## Task objective
Go through the data line by line. Copy each one holding the string "icon".

## Given information
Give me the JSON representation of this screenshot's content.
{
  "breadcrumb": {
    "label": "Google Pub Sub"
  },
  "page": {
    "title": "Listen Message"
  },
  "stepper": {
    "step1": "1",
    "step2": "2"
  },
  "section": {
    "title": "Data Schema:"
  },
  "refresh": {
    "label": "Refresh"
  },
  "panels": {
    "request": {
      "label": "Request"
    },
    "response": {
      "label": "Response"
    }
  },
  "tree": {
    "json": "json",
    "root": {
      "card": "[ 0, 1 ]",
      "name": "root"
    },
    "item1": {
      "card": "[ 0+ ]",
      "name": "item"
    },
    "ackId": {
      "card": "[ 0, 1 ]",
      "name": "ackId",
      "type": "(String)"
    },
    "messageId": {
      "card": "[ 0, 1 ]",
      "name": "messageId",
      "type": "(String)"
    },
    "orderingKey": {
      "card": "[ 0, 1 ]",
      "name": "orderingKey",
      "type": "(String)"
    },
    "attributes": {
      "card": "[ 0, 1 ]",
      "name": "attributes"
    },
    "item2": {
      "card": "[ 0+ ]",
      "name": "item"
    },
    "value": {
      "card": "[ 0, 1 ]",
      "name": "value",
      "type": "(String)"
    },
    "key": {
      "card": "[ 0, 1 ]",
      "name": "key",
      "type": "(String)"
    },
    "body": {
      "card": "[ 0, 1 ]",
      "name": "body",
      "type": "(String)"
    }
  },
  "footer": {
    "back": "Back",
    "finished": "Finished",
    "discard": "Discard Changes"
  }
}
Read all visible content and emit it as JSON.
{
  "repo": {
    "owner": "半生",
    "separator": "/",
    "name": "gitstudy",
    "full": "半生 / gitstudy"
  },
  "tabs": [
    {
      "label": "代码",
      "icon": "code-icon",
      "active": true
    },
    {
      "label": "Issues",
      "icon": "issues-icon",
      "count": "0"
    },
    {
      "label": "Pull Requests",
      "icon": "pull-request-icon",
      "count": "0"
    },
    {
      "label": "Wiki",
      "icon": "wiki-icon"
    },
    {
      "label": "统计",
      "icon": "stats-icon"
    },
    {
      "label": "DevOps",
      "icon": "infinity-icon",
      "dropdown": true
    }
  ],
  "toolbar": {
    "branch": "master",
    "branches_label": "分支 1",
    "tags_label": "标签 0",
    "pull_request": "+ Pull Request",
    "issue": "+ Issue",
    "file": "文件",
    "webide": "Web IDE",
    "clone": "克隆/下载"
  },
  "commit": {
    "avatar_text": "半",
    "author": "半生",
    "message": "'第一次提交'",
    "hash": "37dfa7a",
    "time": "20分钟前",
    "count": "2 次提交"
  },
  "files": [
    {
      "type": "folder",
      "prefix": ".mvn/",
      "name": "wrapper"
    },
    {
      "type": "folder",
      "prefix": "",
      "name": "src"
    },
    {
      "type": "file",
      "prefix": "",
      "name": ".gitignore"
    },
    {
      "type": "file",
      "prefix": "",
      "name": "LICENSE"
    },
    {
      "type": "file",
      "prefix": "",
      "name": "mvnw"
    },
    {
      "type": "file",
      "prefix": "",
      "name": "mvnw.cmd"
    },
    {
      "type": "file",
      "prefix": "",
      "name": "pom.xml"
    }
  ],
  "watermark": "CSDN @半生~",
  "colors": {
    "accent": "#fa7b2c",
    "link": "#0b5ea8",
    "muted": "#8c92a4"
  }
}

## The answer
      "icon": "code-icon",
      "icon": "issues-icon",
      "icon": "pull-request-icon",
      "icon": "wiki-icon"
      "icon": "stats-icon"
      "icon": "infinity-icon",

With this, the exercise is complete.